Updated: Nov 16
Too Long; Didn't Read — I'm trying something new here. This week, I'm sharing a bit about how designing your habits and routines around values is an option if goals don't consistently work for you. If you're interested, read on.
I thought it'd be worthwhile to share a bit about values (this link describes values as they're understood in ACT, which maybe slightly different than you'd otherwise assume. Worth the 20-second read, in my opinion).
If you're anything like me, when circumstances are tough, it's easy to set goals to try and work your way out of the problem. Sure enough, as soon as you achieve that goal (or don't in some cases), you find yourself setting your sights on the next thing so that you don't have to sit still, directionless and uncomfortable. There's nothing inherently problematic about this, of course. It's a really human thing to do, and we're all pretty good at avoiding discomfort.
What tends to be far more fulfilling in the long-term, however, is to take values-driven actions. Said another way, it's choosing to act in ways that are aligned with your values (which you can choose in any moment) and less focused on guaranteeing outcomes (which you have far less control over). One other way I've heard this phrased is to build systems rather than pursue goals.
This blog post from James Clear (author of Atomic Habits) describes this quite eloquently. The one thing I'd add, though, is to focus on building values-based systems. Essentially, don't just establish any routine that you think is good because other people say so — design your system around a set of actions that will maximize your ability to show up in the world in ways that you care about (e.g. authentically, helpfully, compassionately, healthily are a few of mine).
For example, if I just write these posts because it's what Step Outside is supposed to do— because business & marketing or whatever, I'll likely hate the process at some point, even if I achieve the goal. If I view these posts through the lens of getting a chance to write something authentic and meaningful, though, the content is inspired by that. Now I've all of a sudden added one meaningful behavior (e.g. sharing my written thoughts with the world) to this values-based system that I personally care about and want to continue doing because it matters to me.

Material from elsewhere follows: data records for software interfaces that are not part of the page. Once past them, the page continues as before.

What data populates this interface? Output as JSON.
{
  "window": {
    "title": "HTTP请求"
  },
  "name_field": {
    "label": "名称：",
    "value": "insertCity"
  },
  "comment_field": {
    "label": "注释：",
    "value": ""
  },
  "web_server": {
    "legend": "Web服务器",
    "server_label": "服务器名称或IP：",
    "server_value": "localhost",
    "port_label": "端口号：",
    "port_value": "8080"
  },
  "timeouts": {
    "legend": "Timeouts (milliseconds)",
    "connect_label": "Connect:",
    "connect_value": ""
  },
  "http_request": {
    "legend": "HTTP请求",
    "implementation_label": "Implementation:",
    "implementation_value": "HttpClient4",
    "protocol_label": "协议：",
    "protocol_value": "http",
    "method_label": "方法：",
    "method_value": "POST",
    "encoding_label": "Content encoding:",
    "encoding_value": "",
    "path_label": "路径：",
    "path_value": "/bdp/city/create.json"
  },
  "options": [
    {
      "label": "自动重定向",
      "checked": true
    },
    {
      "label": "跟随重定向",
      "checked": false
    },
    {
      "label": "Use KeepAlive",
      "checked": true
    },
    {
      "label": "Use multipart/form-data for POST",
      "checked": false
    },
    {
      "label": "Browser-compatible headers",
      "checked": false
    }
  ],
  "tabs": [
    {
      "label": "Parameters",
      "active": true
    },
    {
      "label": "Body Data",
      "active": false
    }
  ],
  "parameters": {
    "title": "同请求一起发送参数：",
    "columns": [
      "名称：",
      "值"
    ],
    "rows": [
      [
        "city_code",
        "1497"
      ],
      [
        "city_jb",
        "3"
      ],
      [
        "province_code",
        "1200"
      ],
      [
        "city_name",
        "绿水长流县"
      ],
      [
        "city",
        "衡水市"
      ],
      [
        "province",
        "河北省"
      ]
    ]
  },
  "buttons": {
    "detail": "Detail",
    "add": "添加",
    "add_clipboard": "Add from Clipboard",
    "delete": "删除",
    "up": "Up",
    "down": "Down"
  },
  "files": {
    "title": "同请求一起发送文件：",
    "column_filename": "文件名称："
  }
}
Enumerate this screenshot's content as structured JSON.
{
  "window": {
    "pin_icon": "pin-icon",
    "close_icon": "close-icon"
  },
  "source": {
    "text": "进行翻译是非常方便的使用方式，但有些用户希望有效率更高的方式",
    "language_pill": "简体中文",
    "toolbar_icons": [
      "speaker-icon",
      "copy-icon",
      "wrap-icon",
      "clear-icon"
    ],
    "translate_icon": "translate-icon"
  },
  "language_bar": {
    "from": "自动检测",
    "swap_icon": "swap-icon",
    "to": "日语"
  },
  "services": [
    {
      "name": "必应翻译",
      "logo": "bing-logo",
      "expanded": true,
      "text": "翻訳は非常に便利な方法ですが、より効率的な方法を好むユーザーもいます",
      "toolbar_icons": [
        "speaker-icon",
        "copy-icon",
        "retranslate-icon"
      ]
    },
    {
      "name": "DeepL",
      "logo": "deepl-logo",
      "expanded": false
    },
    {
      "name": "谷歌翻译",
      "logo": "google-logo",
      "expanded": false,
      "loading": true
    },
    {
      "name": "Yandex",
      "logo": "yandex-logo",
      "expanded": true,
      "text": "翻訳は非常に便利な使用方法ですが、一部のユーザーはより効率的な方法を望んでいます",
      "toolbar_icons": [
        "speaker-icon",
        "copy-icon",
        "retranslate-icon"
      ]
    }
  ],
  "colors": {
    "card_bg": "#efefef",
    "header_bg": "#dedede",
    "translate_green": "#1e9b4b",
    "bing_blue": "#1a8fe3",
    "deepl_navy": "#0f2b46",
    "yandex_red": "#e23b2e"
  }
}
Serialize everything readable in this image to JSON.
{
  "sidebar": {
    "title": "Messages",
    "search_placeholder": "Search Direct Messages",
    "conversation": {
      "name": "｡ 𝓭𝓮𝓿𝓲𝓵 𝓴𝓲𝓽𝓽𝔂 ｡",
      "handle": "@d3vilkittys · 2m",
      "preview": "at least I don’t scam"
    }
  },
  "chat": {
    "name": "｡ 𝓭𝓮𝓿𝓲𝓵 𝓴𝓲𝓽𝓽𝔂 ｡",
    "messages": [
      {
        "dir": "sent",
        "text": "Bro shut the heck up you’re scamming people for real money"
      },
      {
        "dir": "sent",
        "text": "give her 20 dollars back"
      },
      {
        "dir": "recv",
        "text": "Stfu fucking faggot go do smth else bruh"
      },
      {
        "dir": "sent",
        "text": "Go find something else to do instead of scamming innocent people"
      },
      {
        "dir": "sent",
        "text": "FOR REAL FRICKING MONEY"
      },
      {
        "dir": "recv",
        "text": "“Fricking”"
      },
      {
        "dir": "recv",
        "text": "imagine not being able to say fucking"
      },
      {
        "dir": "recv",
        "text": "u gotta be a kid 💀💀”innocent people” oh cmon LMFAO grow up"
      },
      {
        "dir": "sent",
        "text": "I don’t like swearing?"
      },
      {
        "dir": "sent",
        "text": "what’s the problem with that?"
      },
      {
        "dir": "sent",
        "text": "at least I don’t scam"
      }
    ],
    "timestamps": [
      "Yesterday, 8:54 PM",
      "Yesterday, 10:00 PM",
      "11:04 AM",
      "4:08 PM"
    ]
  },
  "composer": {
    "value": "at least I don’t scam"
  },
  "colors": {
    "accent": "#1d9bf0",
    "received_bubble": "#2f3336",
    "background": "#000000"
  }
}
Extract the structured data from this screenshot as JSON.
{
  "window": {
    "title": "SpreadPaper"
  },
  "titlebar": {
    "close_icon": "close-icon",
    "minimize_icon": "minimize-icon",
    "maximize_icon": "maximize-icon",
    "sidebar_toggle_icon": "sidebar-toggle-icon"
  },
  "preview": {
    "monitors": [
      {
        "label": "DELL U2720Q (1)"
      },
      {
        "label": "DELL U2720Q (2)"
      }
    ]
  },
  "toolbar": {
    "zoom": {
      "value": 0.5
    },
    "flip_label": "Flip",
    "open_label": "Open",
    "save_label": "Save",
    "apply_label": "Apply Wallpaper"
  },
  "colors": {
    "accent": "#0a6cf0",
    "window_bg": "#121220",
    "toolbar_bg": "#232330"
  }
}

In case it's not obvious, this doesn't mean you should start writing weekly emails or blog posts to be fulfilled. That's the whole point — build your system based on what you care about and how you want to show up.